[REQUIRED ACTION] Pull every line with "structured" from the entries below.

[Items listed in a dataset]

* * *

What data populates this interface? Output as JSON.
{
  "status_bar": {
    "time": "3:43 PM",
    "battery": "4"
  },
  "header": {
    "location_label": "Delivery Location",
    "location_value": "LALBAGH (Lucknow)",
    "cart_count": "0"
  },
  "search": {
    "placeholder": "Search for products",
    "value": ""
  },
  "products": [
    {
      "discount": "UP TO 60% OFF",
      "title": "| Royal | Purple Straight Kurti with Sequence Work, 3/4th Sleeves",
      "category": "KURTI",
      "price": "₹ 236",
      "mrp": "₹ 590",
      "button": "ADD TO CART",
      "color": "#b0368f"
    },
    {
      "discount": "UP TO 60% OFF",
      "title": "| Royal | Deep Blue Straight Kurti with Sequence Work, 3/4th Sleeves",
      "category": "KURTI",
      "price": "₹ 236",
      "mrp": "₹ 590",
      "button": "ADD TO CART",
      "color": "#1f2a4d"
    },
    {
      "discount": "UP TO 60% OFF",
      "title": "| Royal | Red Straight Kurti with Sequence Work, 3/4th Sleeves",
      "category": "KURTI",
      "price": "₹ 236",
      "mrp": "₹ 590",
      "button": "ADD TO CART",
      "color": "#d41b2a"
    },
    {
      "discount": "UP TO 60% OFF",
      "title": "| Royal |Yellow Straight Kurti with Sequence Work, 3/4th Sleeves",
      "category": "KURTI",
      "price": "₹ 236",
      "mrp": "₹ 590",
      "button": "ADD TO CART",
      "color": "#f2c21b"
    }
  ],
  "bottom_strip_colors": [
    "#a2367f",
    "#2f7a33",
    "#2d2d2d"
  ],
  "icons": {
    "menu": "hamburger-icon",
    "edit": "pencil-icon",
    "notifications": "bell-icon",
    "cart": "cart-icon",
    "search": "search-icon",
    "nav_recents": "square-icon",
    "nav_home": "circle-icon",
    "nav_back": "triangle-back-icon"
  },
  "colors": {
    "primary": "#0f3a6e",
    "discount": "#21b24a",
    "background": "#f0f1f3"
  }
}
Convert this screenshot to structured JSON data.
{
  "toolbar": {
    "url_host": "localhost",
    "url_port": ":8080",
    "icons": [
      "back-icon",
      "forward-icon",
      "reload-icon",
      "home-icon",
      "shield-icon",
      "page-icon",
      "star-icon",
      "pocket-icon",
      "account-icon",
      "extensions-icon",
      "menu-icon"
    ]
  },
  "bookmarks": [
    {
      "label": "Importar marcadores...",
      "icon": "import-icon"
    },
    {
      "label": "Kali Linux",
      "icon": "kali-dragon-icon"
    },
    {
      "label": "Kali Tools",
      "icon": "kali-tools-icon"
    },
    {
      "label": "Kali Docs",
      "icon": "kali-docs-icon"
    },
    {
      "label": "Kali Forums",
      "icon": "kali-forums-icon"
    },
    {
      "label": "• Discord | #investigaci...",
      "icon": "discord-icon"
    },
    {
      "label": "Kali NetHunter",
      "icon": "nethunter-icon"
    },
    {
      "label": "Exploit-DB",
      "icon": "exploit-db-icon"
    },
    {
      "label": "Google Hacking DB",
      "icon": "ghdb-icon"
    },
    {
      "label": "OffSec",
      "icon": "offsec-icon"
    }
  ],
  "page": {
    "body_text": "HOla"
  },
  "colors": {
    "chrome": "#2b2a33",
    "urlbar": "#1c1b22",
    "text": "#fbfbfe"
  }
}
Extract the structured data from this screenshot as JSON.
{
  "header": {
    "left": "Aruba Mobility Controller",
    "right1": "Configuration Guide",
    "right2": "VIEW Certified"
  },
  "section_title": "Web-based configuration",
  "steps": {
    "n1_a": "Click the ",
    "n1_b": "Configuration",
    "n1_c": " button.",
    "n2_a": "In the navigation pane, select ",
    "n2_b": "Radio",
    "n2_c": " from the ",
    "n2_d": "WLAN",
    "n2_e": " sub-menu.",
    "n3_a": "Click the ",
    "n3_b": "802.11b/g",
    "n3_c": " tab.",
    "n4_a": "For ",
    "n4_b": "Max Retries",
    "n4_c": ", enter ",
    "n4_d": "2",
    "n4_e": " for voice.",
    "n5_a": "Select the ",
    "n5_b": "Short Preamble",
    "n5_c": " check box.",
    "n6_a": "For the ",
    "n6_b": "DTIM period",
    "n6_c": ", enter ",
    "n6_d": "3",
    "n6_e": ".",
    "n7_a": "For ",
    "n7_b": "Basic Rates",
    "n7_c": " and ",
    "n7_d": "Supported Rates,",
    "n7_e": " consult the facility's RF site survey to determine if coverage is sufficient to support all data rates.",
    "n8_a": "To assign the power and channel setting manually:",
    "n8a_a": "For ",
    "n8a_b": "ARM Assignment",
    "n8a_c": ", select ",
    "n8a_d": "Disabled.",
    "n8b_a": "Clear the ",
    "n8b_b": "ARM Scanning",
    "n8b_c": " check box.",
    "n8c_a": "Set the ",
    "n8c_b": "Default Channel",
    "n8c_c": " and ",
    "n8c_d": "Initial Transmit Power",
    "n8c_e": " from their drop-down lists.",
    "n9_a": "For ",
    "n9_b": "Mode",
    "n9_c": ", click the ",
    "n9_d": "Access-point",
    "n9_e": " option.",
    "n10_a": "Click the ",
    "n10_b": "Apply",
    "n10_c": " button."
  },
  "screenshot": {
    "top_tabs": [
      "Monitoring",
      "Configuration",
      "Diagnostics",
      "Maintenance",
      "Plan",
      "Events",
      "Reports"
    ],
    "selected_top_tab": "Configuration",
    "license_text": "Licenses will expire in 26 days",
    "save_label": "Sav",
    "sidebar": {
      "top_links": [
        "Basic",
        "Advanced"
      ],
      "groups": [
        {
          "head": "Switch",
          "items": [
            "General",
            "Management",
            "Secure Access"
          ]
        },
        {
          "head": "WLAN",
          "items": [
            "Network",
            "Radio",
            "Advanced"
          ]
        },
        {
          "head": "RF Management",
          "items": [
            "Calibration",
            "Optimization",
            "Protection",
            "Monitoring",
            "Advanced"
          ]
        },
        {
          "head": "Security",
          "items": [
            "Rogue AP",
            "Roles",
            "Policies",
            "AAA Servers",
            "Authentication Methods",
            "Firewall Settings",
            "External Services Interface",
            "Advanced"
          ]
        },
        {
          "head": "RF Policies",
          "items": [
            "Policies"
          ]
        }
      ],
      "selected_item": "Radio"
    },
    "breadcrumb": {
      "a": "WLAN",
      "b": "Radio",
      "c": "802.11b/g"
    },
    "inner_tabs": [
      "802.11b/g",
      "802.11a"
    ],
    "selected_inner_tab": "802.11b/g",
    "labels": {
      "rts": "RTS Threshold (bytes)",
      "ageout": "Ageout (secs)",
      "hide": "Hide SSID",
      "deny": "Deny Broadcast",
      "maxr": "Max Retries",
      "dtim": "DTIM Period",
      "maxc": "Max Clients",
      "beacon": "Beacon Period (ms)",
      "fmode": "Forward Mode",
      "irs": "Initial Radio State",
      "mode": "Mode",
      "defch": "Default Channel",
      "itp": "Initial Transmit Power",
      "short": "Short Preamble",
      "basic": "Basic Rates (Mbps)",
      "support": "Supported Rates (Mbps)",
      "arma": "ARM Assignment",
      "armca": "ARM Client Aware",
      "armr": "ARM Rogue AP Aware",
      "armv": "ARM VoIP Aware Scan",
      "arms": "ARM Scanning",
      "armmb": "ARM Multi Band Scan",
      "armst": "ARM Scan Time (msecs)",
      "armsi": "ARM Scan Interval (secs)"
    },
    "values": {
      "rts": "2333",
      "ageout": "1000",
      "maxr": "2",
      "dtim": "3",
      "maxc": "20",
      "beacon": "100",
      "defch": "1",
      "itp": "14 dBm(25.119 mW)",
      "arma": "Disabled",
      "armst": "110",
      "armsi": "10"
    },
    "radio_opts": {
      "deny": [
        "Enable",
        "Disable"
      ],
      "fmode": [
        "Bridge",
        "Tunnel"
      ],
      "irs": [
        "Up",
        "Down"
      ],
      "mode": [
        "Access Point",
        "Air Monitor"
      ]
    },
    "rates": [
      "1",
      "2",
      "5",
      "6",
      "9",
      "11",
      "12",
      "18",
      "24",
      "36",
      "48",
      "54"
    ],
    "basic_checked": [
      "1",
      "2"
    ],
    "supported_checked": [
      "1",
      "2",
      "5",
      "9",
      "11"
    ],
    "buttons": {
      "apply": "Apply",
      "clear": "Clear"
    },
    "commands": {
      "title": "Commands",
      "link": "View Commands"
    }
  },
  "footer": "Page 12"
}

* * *

[THE COMPLETED TASK]
Convert this screenshot to structured JSON data.
Extract the structured data from this screenshot as JSON.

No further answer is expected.